"What makes them such a dangerous offensive team is how he gets everyone involved," Krystkowiak said. "He's such a good passer that everyone gets in on the action. We just said if he scores 25 and everyone else is held in check, we will have a chance to win the game."
Anderson scored 28 points, grabbed seven rebounds and had seven assists. But his supporting cast didn't have nearly his impact. Jordan Adams scored 11 points and freshman Zach LaVine had 15. But nobody else scored in double-figures and the Bruins only received 12 points total from their entire frontcourt.
In essence, Utah conceded a big game to Anderson, but limited the vast amount of talent around him.
"I just think we dialed in on the scouting report," sophomore guard Brandon Taylor said. "We were getting into the right spots, we knew where guys were. The biggest thing is that we were communicating and when you do that, it makes the job that much easier. We were able to withstand runs because of our defense."
The job Utah did on Adams in particular was a game-changer. Entering the game as the number six scorer in the league (17 points a night), Adams was held scoreless in the first half. He woke up a bit in the last 20 minutes, but he didn't have close to his usual impact.
Overall, the game was essentially decided in the latter part of the first half. The Utes held UCLA without a field goal for seven minutes and the Bruins went 3-18 from the field in the last 11 minutes.
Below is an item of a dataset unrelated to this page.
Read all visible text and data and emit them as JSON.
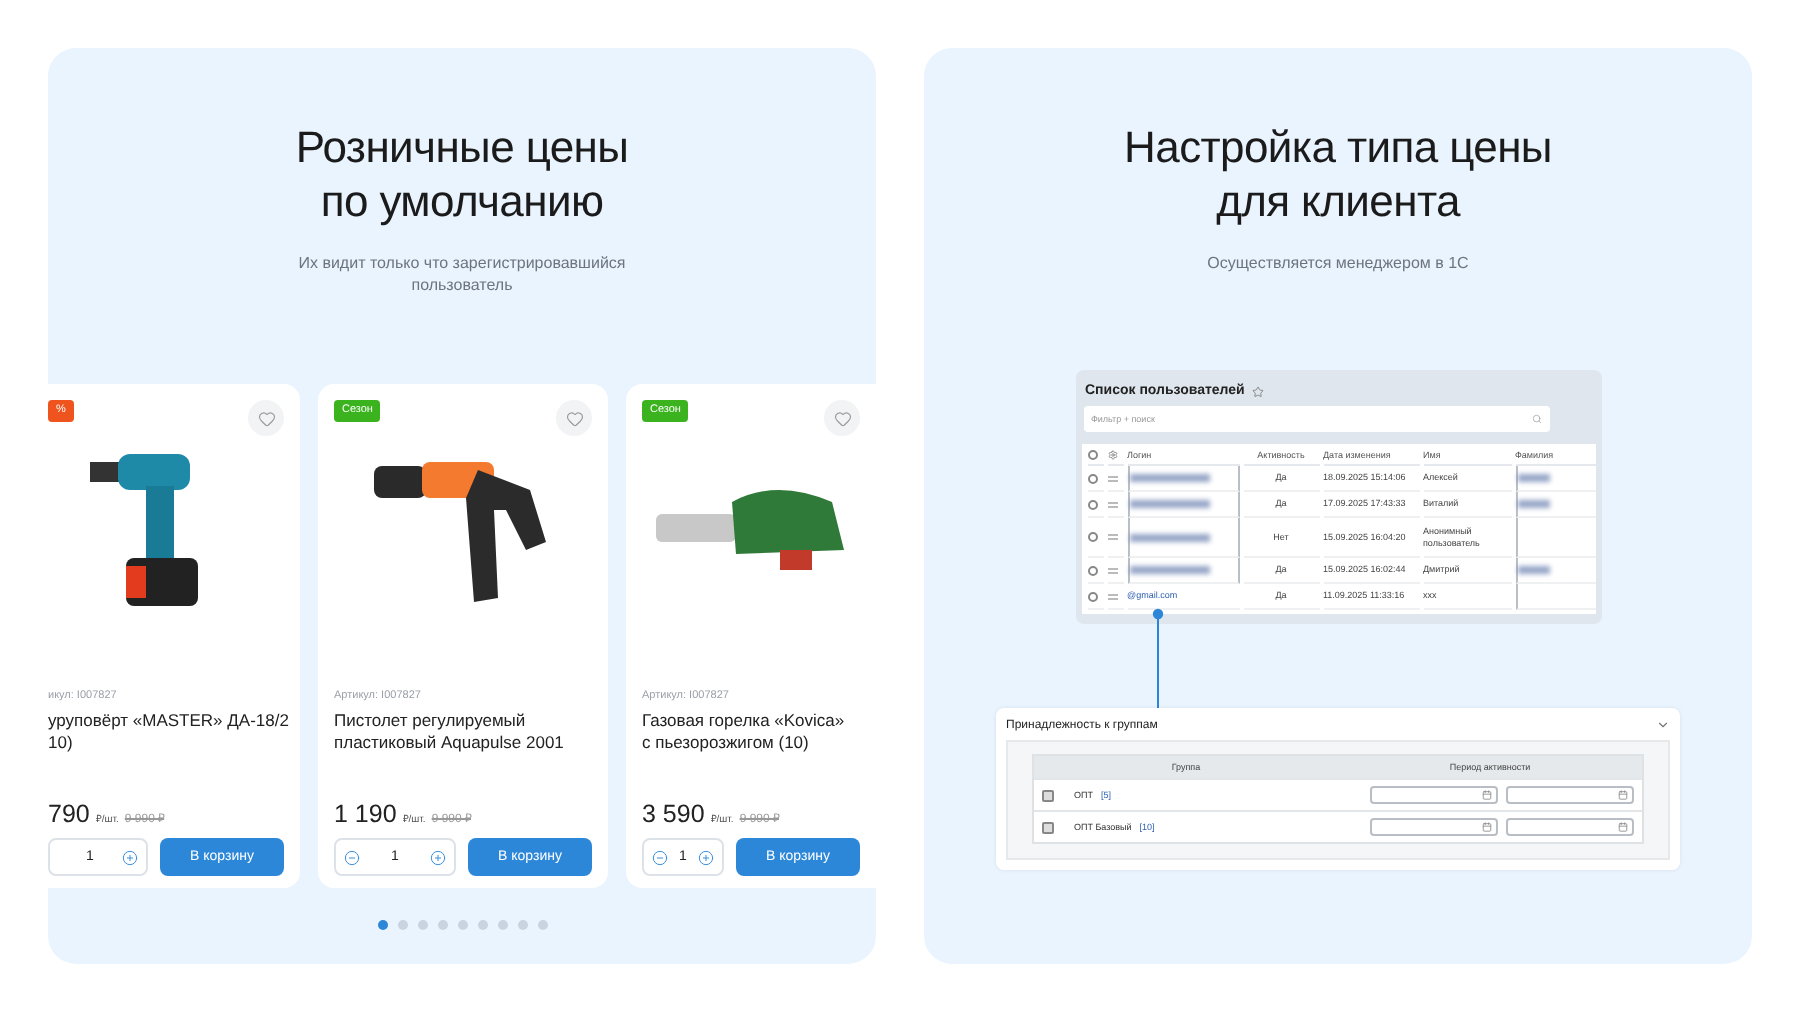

During that time, Utah went on a 15-0 run to build a 30-18 advantage and take control for good.
on twitter: @tjonessltrib
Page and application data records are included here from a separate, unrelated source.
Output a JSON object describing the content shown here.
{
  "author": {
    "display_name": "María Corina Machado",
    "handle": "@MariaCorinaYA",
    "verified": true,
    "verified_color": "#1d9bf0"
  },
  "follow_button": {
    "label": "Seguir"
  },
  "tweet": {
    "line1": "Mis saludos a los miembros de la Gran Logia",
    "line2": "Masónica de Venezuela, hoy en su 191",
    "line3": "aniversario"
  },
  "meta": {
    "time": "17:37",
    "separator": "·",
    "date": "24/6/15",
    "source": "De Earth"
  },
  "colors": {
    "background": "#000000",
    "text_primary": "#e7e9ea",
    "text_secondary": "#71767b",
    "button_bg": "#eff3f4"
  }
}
Utah holds UCLA to 42 percent shooting overall
Jordan Adams scores six points under his average
UCLA receives just 12 points total from its frontcourt